Nine solar car teams are competing in the 2022 Sasol Solar Challenge today, after completing a “scrutineering process” at Red Star Raceway this week.
The scrutineering process was conducted in partnership with the Council for Scientific and Industrial Research (CSIR) and with the help of 12 volunteers from across the world. Solar cars were lined up at the scrutineering area in the early hours of Sunday, taking turns to each station. Three solar cars completed the first phase of scrutineering on day one, and on Tuesday all teams were given the green light to join the start-line today (9 September).
The teams will travel in five provinces across South Africa from 9 until 16 September, demonstrating the power of the sun and showcasing their engineering skills in 18 towns.
“Scrutineering is the most important part of the Sasol Solar Challenge, and the process is conducted in order to ensure that all competitive solar cars meet the requirements and all sporting regulations of the event to assure safety of the drivers as well as the spectators along the route,” says Robert Walker, director of the Sasol Solar Challenge. “It’s great that all teams were successful and passed all the tests. We now look forward to travelling with them on the road during the eight-day challenge.”
The scrutineering process is divided into two categories; static scrutineering, which includes testing of mechanical, electrical and energy storage systems, these include testing of signage, body and sizing, driver operations, lights and vision, battery and safety. The other category is dynamic scrutineering, which tests the speed and stability of the solar cars.
CSIR researcher Tshiamo Segakweng says: “The CSIR team was involved in scrutineering the safety of the solar cars including electrical and battery safety tests. Our team included experts in battery, robotics and solar energy and their expertise was essential during the testing process. The teams we encountered during this process were talented and had various backgrounds locally and internationally. Overall, the scrutineering process was fun and exciting because we had the opportunity to apply our knowledge and provided technical advice on safety requirements on different Solar Cars.”
Chief scrutineer Louis Smuts says: “The process was a great experience and a learning curve for everyone who was part of the scrutineering team. It was impressive to see what these teams can do by themselves, especially the new teams who will be competing for the first time in solar challenge. The cutting-edge technologies that they have developed shows how dedicated and passionate they are in their solar car projects. It’s great that they have all managed to do scrutineering and pass all the tests in each station.”
The 2022 Sasol Solar Challenge will incorporate special stages, which includes half and full blind stages, where information relating to the route will be withheld until the night before teams take on the road, forcing them to strategise last minute.
The 2022 route from Johannesburg to Cape Town will include five provinces and 18 towns. Communities in these provinces will witness solar-powered cars moving through their streets on the eight-day long challenge for the first time in almost four years.
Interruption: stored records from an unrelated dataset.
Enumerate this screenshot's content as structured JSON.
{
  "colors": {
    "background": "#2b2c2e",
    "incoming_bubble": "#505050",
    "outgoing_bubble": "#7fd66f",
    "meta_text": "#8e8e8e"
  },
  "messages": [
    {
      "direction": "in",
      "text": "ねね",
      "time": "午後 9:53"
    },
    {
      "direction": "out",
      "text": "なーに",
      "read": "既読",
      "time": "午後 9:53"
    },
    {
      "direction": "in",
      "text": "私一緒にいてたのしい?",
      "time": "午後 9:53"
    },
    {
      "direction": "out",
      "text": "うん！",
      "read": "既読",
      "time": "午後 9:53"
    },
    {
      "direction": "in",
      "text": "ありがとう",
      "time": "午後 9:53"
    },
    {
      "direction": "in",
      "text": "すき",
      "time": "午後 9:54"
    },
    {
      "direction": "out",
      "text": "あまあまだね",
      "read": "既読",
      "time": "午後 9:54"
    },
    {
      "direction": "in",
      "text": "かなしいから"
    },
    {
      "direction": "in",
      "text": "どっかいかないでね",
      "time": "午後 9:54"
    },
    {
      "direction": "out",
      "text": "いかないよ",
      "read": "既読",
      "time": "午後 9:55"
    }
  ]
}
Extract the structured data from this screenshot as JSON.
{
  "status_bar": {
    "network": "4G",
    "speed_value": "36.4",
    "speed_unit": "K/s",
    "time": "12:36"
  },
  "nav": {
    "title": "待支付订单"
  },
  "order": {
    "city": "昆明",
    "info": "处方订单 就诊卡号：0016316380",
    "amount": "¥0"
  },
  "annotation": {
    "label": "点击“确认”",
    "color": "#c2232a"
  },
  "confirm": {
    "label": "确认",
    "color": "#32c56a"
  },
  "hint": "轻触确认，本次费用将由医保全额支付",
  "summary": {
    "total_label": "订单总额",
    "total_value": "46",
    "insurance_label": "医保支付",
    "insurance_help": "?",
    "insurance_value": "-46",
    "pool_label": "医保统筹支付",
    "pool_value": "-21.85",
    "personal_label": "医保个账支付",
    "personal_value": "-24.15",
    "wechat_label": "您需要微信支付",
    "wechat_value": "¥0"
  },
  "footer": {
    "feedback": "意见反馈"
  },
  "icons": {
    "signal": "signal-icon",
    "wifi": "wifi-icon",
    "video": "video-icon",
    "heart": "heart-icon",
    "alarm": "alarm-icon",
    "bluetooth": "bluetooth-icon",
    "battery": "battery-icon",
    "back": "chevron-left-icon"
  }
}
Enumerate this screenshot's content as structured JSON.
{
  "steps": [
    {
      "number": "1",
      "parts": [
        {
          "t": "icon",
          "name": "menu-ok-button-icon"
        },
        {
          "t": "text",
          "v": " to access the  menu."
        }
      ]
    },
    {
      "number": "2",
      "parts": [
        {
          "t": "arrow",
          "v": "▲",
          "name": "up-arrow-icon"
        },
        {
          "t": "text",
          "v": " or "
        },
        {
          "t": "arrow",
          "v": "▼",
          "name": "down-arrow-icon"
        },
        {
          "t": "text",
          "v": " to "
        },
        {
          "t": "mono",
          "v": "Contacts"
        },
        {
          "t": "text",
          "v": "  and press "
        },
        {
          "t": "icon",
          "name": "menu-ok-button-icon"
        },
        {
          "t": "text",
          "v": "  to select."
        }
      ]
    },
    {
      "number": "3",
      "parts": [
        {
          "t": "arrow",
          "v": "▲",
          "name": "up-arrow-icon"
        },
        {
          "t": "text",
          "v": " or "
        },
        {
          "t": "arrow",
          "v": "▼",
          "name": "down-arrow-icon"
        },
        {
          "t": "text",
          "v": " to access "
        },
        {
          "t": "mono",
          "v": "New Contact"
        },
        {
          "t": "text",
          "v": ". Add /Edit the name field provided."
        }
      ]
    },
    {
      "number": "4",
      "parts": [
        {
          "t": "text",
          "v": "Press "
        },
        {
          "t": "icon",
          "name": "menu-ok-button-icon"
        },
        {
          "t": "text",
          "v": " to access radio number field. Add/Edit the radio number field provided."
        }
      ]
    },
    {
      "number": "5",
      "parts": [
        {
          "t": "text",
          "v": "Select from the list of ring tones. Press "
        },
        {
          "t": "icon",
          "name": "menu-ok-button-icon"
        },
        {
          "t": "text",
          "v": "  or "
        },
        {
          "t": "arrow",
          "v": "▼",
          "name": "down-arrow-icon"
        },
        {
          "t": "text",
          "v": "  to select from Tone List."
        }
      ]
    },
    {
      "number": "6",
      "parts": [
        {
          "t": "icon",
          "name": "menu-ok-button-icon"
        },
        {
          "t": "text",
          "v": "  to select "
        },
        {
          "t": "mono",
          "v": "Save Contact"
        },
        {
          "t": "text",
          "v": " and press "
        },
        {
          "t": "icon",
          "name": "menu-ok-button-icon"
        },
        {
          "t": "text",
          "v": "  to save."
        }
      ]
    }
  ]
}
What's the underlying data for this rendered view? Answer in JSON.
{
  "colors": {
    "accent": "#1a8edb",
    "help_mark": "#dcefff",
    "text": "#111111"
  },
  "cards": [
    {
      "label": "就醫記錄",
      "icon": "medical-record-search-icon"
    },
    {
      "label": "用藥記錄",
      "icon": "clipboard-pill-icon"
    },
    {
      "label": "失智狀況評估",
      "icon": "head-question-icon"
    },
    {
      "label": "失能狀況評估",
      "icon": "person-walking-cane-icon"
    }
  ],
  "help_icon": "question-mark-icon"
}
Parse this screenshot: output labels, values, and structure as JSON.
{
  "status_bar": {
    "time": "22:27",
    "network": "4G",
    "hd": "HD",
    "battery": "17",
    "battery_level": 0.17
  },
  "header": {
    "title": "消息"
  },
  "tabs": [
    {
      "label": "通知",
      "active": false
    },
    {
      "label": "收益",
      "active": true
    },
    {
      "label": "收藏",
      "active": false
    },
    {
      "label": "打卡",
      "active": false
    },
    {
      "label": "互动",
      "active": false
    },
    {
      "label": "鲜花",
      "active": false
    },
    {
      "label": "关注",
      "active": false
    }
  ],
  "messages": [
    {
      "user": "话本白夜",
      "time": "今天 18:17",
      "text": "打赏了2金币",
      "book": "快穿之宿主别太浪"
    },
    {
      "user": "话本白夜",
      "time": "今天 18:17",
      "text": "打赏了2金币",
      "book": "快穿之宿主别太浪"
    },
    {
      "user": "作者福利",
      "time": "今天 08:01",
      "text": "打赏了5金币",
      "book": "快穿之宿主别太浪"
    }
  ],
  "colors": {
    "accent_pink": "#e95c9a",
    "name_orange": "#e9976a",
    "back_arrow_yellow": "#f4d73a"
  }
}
The challenge has a new route with new towns, roads, and communities, to increase the impact which the event has on the communities which it passes through. New towns include Brakpan, Trompsburg, Willowmore, Kirkwood, Jeffreys Bay, Riversdale and Caledon.
Spectators are welcome at all stops, and more information on the route and the teams can be found at: https://www.solarchallenge.org.za/